12 Buckets are delighted to introduce you to Retro Rockets, who will be performing classic hits from the 50s, 60s and 70s at Bassendean on the Green on Saturday 28 November 2015. So come along prepared to get your dancing shoes on on!
Retro Rockets began life as Reggie and the Sea Change more than a decade ago, when Kosmic Sound introduced the Weekend Warriors concept to Perth. This initiative aimed to bring together musicians who were keen to reignite their interest in playing rock'n'roll. Neighbours and friends Paul Arns (lawyer/guitar) and Peter Vaughan (physiotherapist/trumpet) signed up, and invited John Nicholls (journalist/keyboard-but-now-drums) to join them. Barry Beard (train driver/bass guitar), who'd never met the others until the band formed, also jumped on board.
After several years of performing together, John switched from keyboards to drums, and his wife Steph (professional musician/keyboard/lead singer) joined the band. John Gilmour (judge/guitar) is a more recent addition to Retro Rockets as are John and Steph Nicholls' daughters, Julia and Lucinda, who have taken up harmony-vocal duties and are talented singer/songwriters in their own right.
Steph Nicholls' musical background is varied and extensive. She conducts, teaches and plays the piano and oboe in symphony orchestras, for touring musicals such as Les Miserables and Wicked, and for touring concerts. Highlights this year have included playing with John Farnham and Olivia Newton-John, and conducting an 'incredible season' of Jesus Christ Superstar. But she sees playing in Retro Rockets as a dream come true.
It combines my love of singing with all the songs I grew up with. And I get to make music with my immediate family and great friends.
Steph's husband John Nicholls - who may be better known for his newsreader voice on 6PR - has an equally long musical history. After learning the electronic organ from the age of 6, he won a music scholarship to Perth Modern School.
I wanted to play the drums; I was given a trombone.
Trombone may not have been his initial instrument of choice, but it did open the door to playing professionally, even after entering the world of journalism. He also maintained his keyboard skills by setting up a synthesiser-based home studio, and about 10 years ago, he finally realised his childhood dream of becoming a drummer.
While John Nicholls says he was blessed with excellent teachers throughout his childhood and teenage years, guitarist John Gilmour was not the recipient of such encouragement. His story highlights the power that a teacher or mentor can have in a child's life - whether that be positive or negative.
When I was 11, the music teacher at my senior school told me that I had no musical ability and regrettably I believed her. I thought she must have known what she was talking about. Words, indeed, are powerful.

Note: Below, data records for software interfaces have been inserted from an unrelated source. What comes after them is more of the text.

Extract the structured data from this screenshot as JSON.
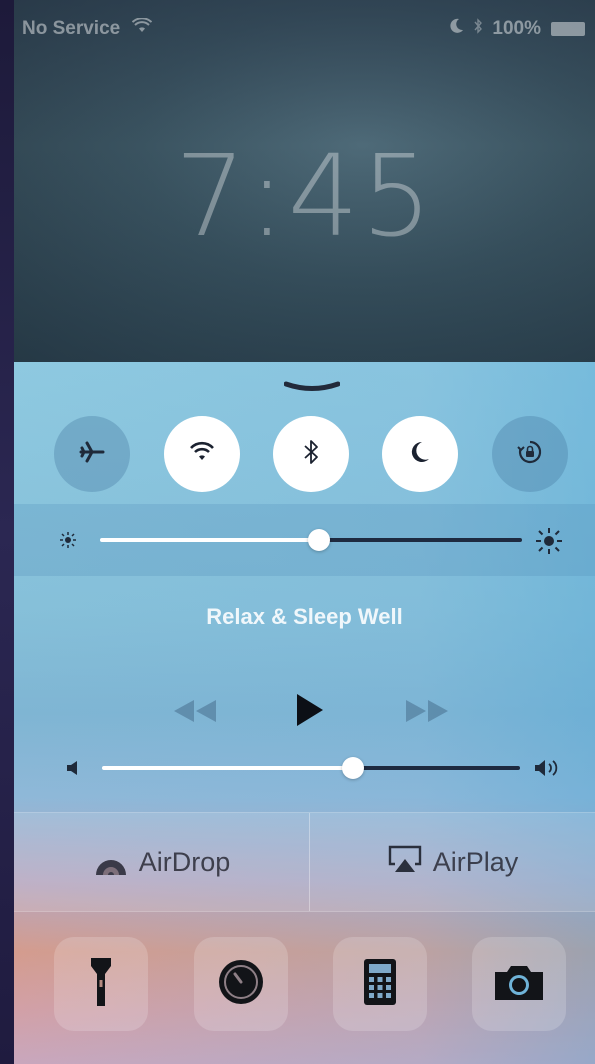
{
  "status_bar": {
    "carrier": "No Service",
    "battery_percent": "100%",
    "icons": [
      "wifi-icon",
      "moon-icon",
      "bluetooth-icon",
      "battery-icon"
    ]
  },
  "lock_screen": {
    "time": "7:45"
  },
  "control_center": {
    "toggles": [
      {
        "name": "airplane-mode",
        "icon": "airplane-icon",
        "state": "off"
      },
      {
        "name": "wifi",
        "icon": "wifi-icon",
        "state": "on"
      },
      {
        "name": "bluetooth",
        "icon": "bluetooth-icon",
        "state": "on"
      },
      {
        "name": "do-not-disturb",
        "icon": "moon-icon",
        "state": "on"
      },
      {
        "name": "rotation-lock",
        "icon": "rotation-lock-icon",
        "state": "off"
      }
    ],
    "brightness_level": 0.52,
    "now_playing": {
      "title": "Relax & Sleep Well",
      "controls": [
        "rewind-icon",
        "play-icon",
        "fast-forward-icon"
      ]
    },
    "volume_level": 0.6,
    "airdrop_label": "AirDrop",
    "airplay_label": "AirPlay",
    "shortcuts": [
      "flashlight-icon",
      "timer-icon",
      "calculator-icon",
      "camera-icon"
    ],
    "colors": {
      "toggle_on": "#ffffff",
      "toggle_off": "#5a8fb5",
      "track_filled": "#ffffff",
      "track_empty": "#1e2a40"
    }
  }
}
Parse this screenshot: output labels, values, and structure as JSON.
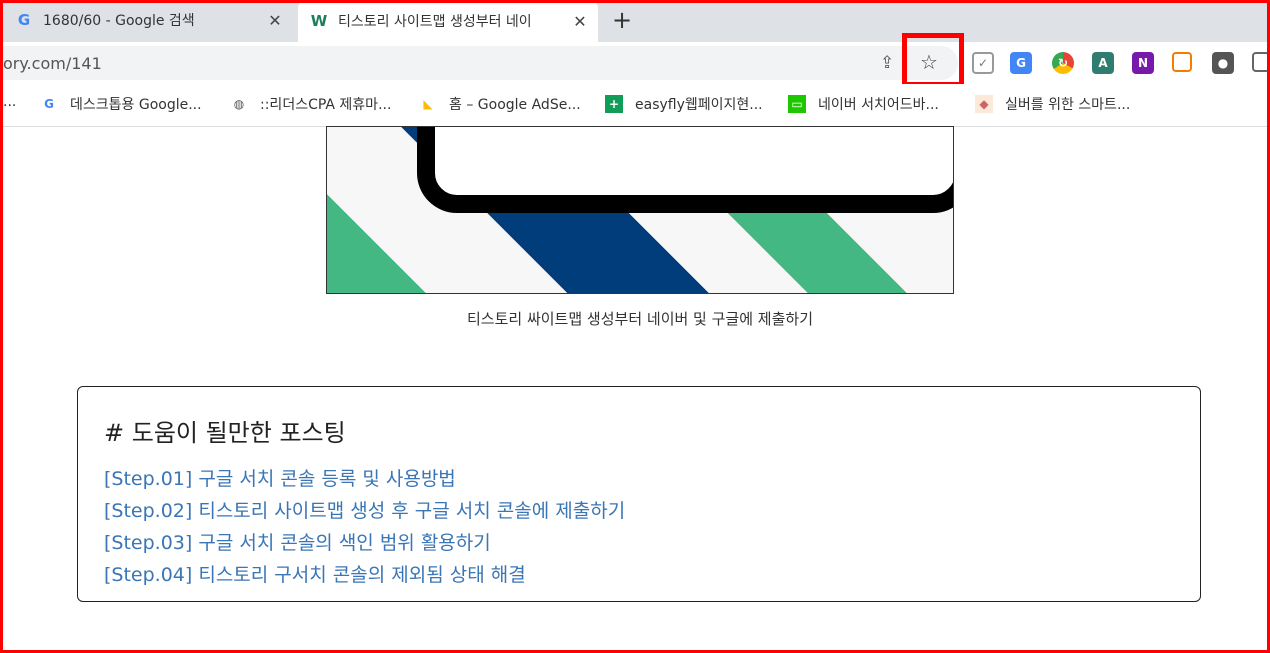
{
  "tabs": [
    {
      "favicon": "google-g-icon",
      "title": "1680/60 - Google 검색",
      "close": "✕"
    },
    {
      "favicon": "w-logo-icon",
      "title": "티스토리 사이트맵 생성부터 네이",
      "close": "✕"
    }
  ],
  "new_tab": "+",
  "address_bar": {
    "url": "ory.com/141"
  },
  "extensions": [
    "pocket-icon",
    "google-translate-icon",
    "chrome-refresh-icon",
    "keyboard-icon",
    "onenote-icon",
    "layout-icon",
    "profile-icon",
    "printer-icon"
  ],
  "bookmarks": [
    {
      "icon": "truncated",
      "label": "..."
    },
    {
      "icon": "google-g-icon",
      "label": "데스크톱용 Google..."
    },
    {
      "icon": "globe-icon",
      "label": "::리더스CPA 제휴마..."
    },
    {
      "icon": "adsense-icon",
      "label": "홈 – Google AdSe..."
    },
    {
      "icon": "plus-green-icon",
      "label": "easyfly웹페이지현..."
    },
    {
      "icon": "monitor-green-icon",
      "label": "네이버 서치어드바..."
    },
    {
      "icon": "silver-icon",
      "label": "실버를 위한 스마트..."
    }
  ],
  "article": {
    "image_caption": "티스토리 싸이트맵 생성부터 네이버 및 구글에 제출하기",
    "box_title": "# 도움이 될만한 포스팅",
    "links": [
      "[Step.01] 구글 서치 콘솔 등록 및 사용방법",
      "[Step.02] 티스토리 사이트맵 생성 후 구글 서치 콘솔에 제출하기",
      "[Step.03] 구글 서치 콘솔의 색인 범위 활용하기",
      "[Step.04] 티스토리 구서치 콘솔의 제외됨 상태 해결"
    ]
  },
  "colors": {
    "highlight": "#ff0000",
    "link": "#3a76b5"
  }
}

And so it was many years before John took up the guitar, after encouragement from 12 Buckets CEO Travis Fitch. His initial motivation was to play accompaniment to a love poem he'd written for his wife.
I found that I loved playing. And if I can say this - I think the music teacher was wrong!
Perhaps it is the discouragement John Gilmour experienced as a child that highlights the work of 12 Buckets, which focuses on a child's strengths - what a child can do, and how they can use that to positively contribute to the lives of others, regardless of their background or circumstances.
Steph Nicholls says:
The work that 12 Buckets are doing is so important, and the commitment that Travis Fitch and his team are putting in to make the organisation succeed is inspiring.
John Nicholls echoes his wife's sentiments:
I'm mightily impressed with Travis's commitment to helping children help themselves in a very practical way. The work the organisation is doing requires a lot of time, resources and money. If I can help raise some cash (and awareness) simply by playing music in a beautiful setting for an appreciative audience, then I'm in!
A supporter of 12 Buckets since its inception, John Gilmour adds:
Playing with the Retros is a great privilege and wonderful fun, so I am getting much more than I am giving in being part of Bassendean on the Green.
I think those of us who become volunteer mentors feel much the same way about the time we spend with the amazing children who are part of 12 Buckets.
So come along to Bassendean on the Green, ready to groove to Retro Rockets playing your favourite golden oldies, while supporting the work of 12 Buckets as it continues to change young lives.